Quintin Lake “Drawing Parallels: Architecture Observed” Papadakis, 2009
ISBN 978-1906506-04-9 (Hardcover, 208 pages. £25. Colour throughout)
Reviewed by William Arthurs, Editor, London Society Journal
This fascinating book collects about 200 photographs of natural features, buildings and architectural detail from many countries around the world. Each page spread presents two photographs, with brief commentary, for the reader to compare and contrast. It is reviewed here because fifteen of the images are drawn from the London area and it is on some of these that I comment below, along with their comparisons.
On pp. 22-3, a bleak Thames estuary landscape comprising the Barking Creek tidal barrier, resembling a giant guillotine, and the outfall of the Beckton Sewage Treatment works, is compared with a drier and more mysterious landscape in Yazd, Iran, with two square brick wind-towers, a conical brick building used as a refrigerator, and in the background a Zoroastrian Tower of Silence.

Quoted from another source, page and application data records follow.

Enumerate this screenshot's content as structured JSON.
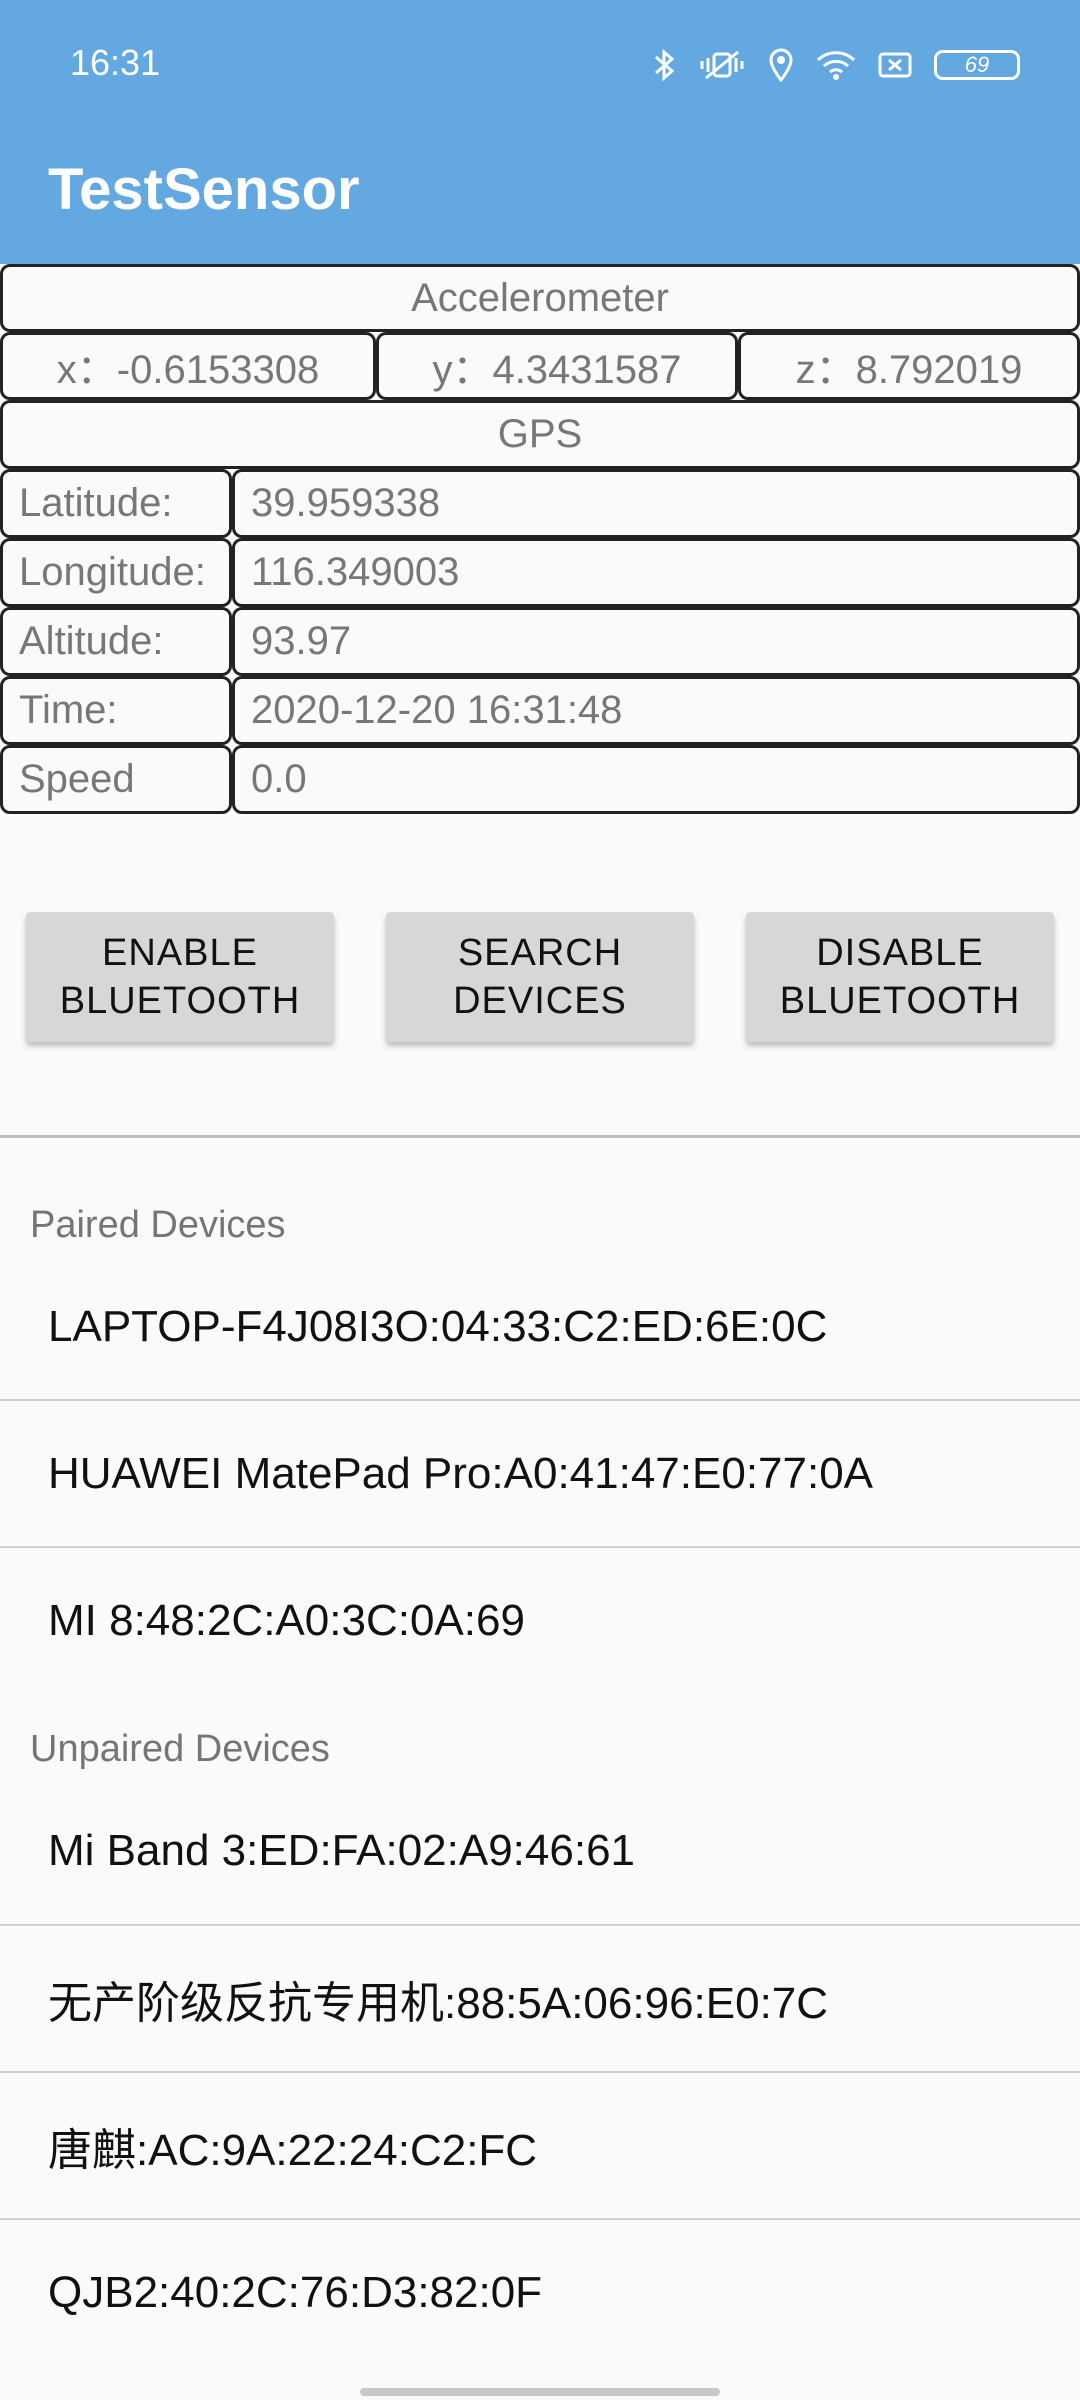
{
  "status_bar": {
    "time": "16:31",
    "battery_level": "69",
    "icons": [
      "bluetooth-icon",
      "vibrate-icon",
      "location-icon",
      "wifi-icon",
      "sim-icon",
      "battery-icon"
    ]
  },
  "app": {
    "title": "TestSensor"
  },
  "accelerometer": {
    "title": "Accelerometer",
    "x": "x：-0.6153308",
    "y": "y：4.3431587",
    "z": "z：8.792019"
  },
  "gps": {
    "title": "GPS",
    "rows": [
      {
        "label": "Latitude:",
        "value": "39.959338"
      },
      {
        "label": "Longitude:",
        "value": "116.349003"
      },
      {
        "label": "Altitude:",
        "value": "93.97"
      },
      {
        "label": "Time:",
        "value": "2020-12-20 16:31:48"
      },
      {
        "label": "Speed",
        "value": "0.0"
      }
    ]
  },
  "buttons": {
    "enable": "ENABLE\nBLUETOOTH",
    "search": "SEARCH\nDEVICES",
    "disable": "DISABLE\nBLUETOOTH"
  },
  "paired": {
    "header": "Paired Devices",
    "items": [
      "LAPTOP-F4J08I3O:04:33:C2:ED:6E:0C",
      "HUAWEI MatePad Pro:A0:41:47:E0:77:0A",
      "MI 8:48:2C:A0:3C:0A:69"
    ]
  },
  "unpaired": {
    "header": "Unpaired Devices",
    "items": [
      "Mi Band 3:ED:FA:02:A9:46:61",
      "无产阶级反抗专用机:88:5A:06:96:E0:7C",
      "唐麒:AC:9A:22:24:C2:FC",
      "QJB2:40:2C:76:D3:82:0F"
    ]
  },
  "colors": {
    "app_bar": "#64A8E2",
    "background": "#FAFAFA",
    "button": "#D7D7D7"
  }
}
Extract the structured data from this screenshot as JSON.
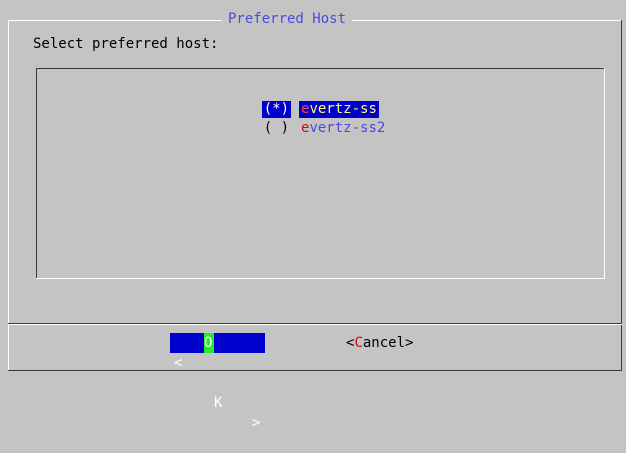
{
  "dialog": {
    "title": "Preferred Host",
    "prompt": "Select preferred host:"
  },
  "list": {
    "items": [
      {
        "mark": "(*)",
        "hot": "e",
        "rest": "vertz-ss",
        "selected": true
      },
      {
        "mark": "( )",
        "hot": "e",
        "rest": "vertz-ss2",
        "selected": false
      }
    ]
  },
  "buttons": {
    "ok": {
      "left": "<",
      "hot": "O",
      "rest": "K",
      "right": ">"
    },
    "cancel": {
      "left": "<",
      "hot": "C",
      "rest": "ancel",
      "right": ">"
    }
  },
  "colors": {
    "background": "#c4c4c4",
    "title": "#4a4ae0",
    "selection": "#0000cc",
    "hotkey": "#e00000",
    "ok_hotkey_cursor": "#22ee22",
    "item_text": "#4a4ae0",
    "selected_item_text": "#ffff66"
  }
}
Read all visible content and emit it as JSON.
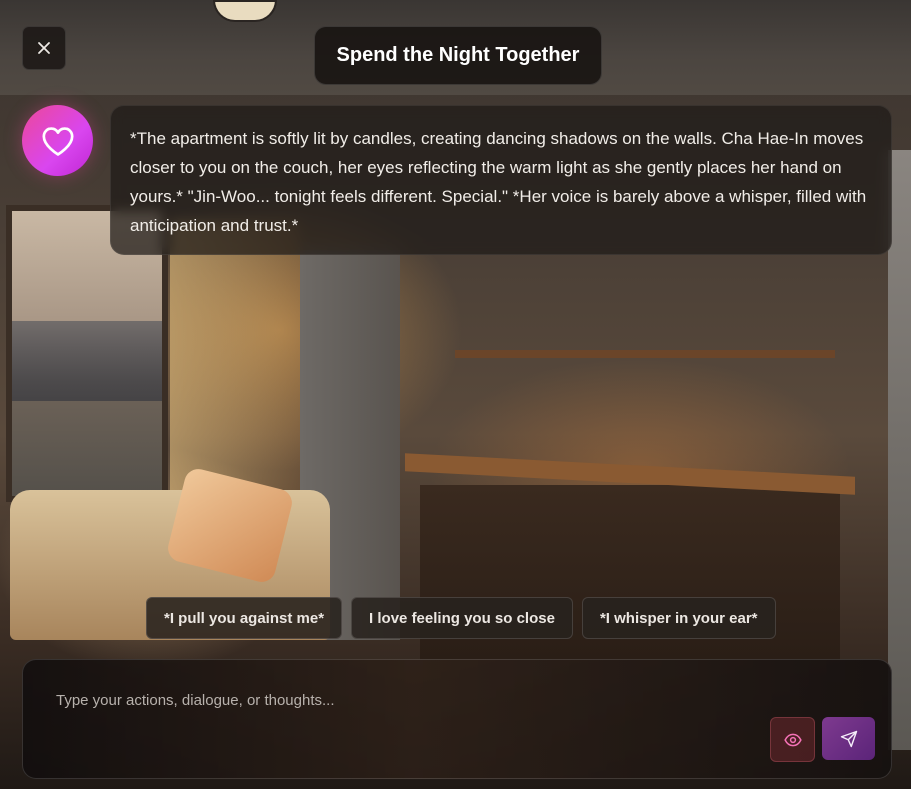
{
  "header": {
    "title": "Spend the Night Together",
    "close_icon": "close-icon"
  },
  "message": {
    "avatar_icon": "heart-icon",
    "text": "*The apartment is softly lit by candles, creating dancing shadows on the walls. Cha Hae-In moves closer to you on the couch, her eyes reflecting the warm light as she gently places her hand on yours.* \"Jin-Woo... tonight feels different. Special.\" *Her voice is barely above a whisper, filled with anticipation and trust.*"
  },
  "suggestions": [
    {
      "label": "*I pull you against me*"
    },
    {
      "label": "I love feeling you so close"
    },
    {
      "label": "*I whisper in your ear*"
    }
  ],
  "composer": {
    "placeholder": "Type your actions, dialogue, or thoughts...",
    "value": "",
    "eye_icon": "eye-icon",
    "send_icon": "send-icon"
  },
  "colors": {
    "avatar_gradient_start": "#ec4899",
    "avatar_gradient_end": "#c026d3",
    "send_button": "#6b2e85",
    "eye_button_tint": "#f472b6"
  }
}
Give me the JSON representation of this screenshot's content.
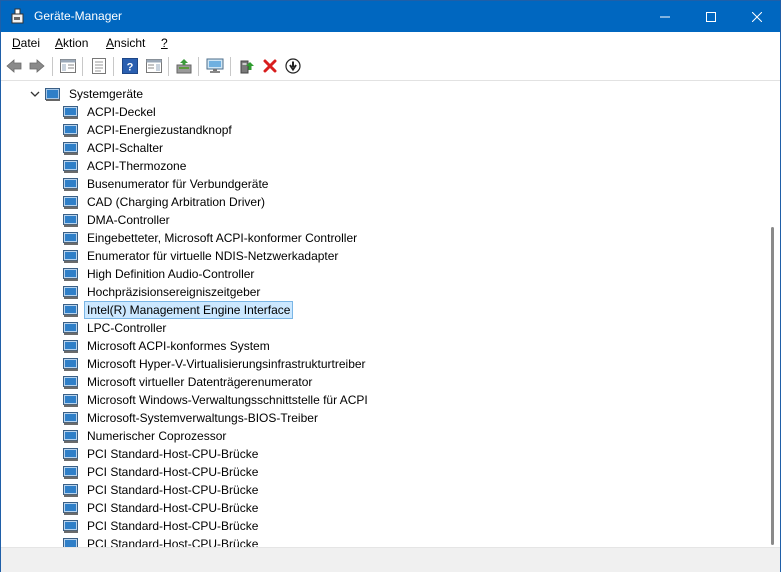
{
  "window": {
    "title": "Geräte-Manager"
  },
  "menu": {
    "items": [
      {
        "acc": "D",
        "rest": "atei"
      },
      {
        "acc": "A",
        "rest": "ktion"
      },
      {
        "acc": "A",
        "rest": "nsicht"
      },
      {
        "acc": "?",
        "rest": ""
      }
    ]
  },
  "toolbar": {
    "icons": [
      "back-icon",
      "forward-icon",
      "console-tree-icon",
      "properties-icon",
      "help-icon",
      "action-pane-icon",
      "update-driver-icon",
      "scan-hardware-icon",
      "enable-device-icon",
      "uninstall-device-icon",
      "disable-device-icon"
    ]
  },
  "tree": {
    "category": "Systemgeräte",
    "selected_index": 11,
    "devices": [
      "ACPI-Deckel",
      "ACPI-Energiezustandknopf",
      "ACPI-Schalter",
      "ACPI-Thermozone",
      "Busenumerator für Verbundgeräte",
      "CAD (Charging Arbitration Driver)",
      "DMA-Controller",
      "Eingebetteter, Microsoft ACPI-konformer Controller",
      "Enumerator für virtuelle NDIS-Netzwerkadapter",
      "High Definition Audio-Controller",
      "Hochpräzisionsereigniszeitgeber",
      "Intel(R) Management Engine Interface",
      "LPC-Controller",
      "Microsoft ACPI-konformes System",
      "Microsoft Hyper-V-Virtualisierungsinfrastrukturtreiber",
      "Microsoft virtueller Datenträgerenumerator",
      "Microsoft Windows-Verwaltungsschnittstelle für ACPI",
      "Microsoft-Systemverwaltungs-BIOS-Treiber",
      "Numerischer Coprozessor",
      "PCI Standard-Host-CPU-Brücke",
      "PCI Standard-Host-CPU-Brücke",
      "PCI Standard-Host-CPU-Brücke",
      "PCI Standard-Host-CPU-Brücke",
      "PCI Standard-Host-CPU-Brücke",
      "PCI Standard-Host-CPU-Brücke"
    ]
  },
  "colors": {
    "titlebar": "#0067c0",
    "selection": "#cce8ff",
    "selection_border": "#7ab6e6",
    "uninstall": "#d81e1e"
  }
}
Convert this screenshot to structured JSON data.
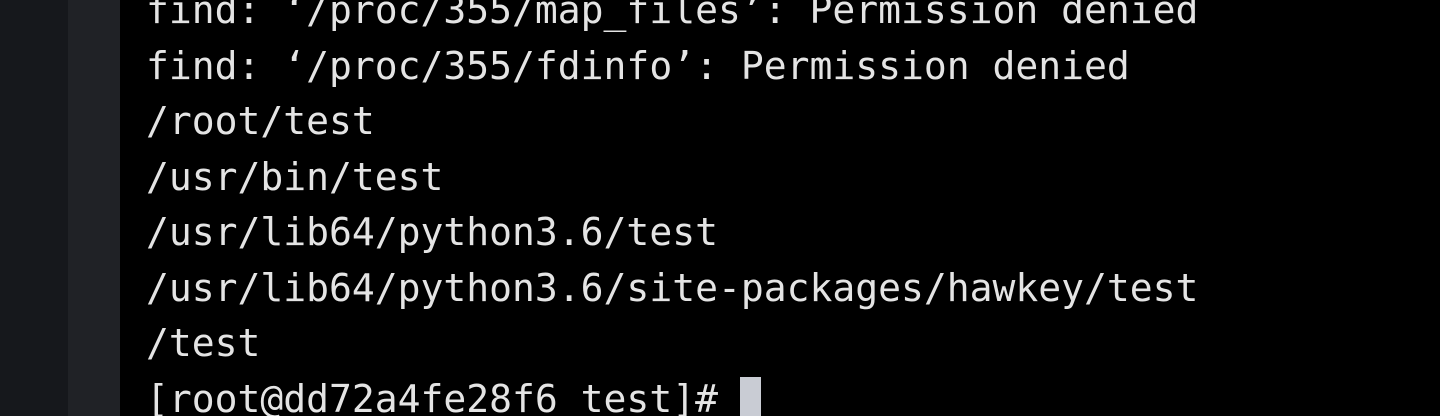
{
  "terminal": {
    "lines": [
      "find: ‘/proc/355/map_files’: Permission denied",
      "find: ‘/proc/355/fdinfo’: Permission denied",
      "/root/test",
      "/usr/bin/test",
      "/usr/lib64/python3.6/test",
      "/usr/lib64/python3.6/site-packages/hawkey/test",
      "/test"
    ],
    "prompt": "[root@dd72a4fe28f6 test]#",
    "cursor_icon": "block-cursor"
  },
  "colors": {
    "background": "#000000",
    "text": "#e4e4e4",
    "cursor": "#c9ccd4",
    "gutter_outer": "#16181c",
    "gutter_inner": "#202226"
  }
}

I noted here the hidden nature of disposal – in the case of the Tower of Silence, the laying out of the corpses of the deceased on top of the tower is ritualistic, while the sewage works operate a mechanised and secular process of disposal (though one could compare some Victorian views of the sewer system, outlined by Dobraszczyk in “Into the Belly of the Beast”, also reviewed in this issue, and for which Quintin Lake provided the dustjacket image).
Next, on pp. 32-3, a comparison between the stump of one of the demolished Moorish-style chimneys at Abbey Mills pumping station (1865-8; these chimneys became redundant in the 1930s and were demolished during the Second World War) and the stump of the 14 th century Alau Minar brick minaret in Delhi, never completed. (Incidentally the Abbey Mills station as originally built is depicted on p. 114 of “Into the Belly of the Beast” and the chimneys are described on pp. 139 ff.). The Abbey Mills chimneys were 209 feet tall. The Delhi minaret was a more ambitious project as it was originally intended to be taller than its extant neighbour, Qutb Minar, at 240 feet the world’s tallest brick minaret.
On pp. 36-7, a view familiar to our readers from the cover of issue 457 – the columns of the old Blackfriars Railway Bridge – are compared with some Doric columns at the Temple of Hera at Paestum (550 BC). In both cases, columns are left supporting not much, but still standing – but compare the materials and finish, and how they have weathered.
On pp. 48-9 a detail of the terracotta columns around the main entrance to the Natural History Museum (Alfred Waterhouse, 1860-1880) are compared with 12th century lathe-turned sandstone temple balusters at Angkor Wat. Here we are invited to compare texture, colour, to imagine the different processes for firing terracotta and turning sandstone, and to consider the
function of the buildings – a temple of science, and a Hindu temple.
Later photographs include the Gherkin, the Tower of London, Rachel Whiteread’s “House”, and vernacular settings in Walthamstow and in South London. A thought-provoking and beautifully-photographed collection to which I have found myself returning on many occasions.
William Arthurs, Editor, London Society Journal
The London Society Journal is the magazine for members of the London Society and is published twice a year. The London Society was founded in 1912 and works to stimulate appreciation of London, to encourage excellence in planning and development, and to preserve its amenities and the best of its buildings.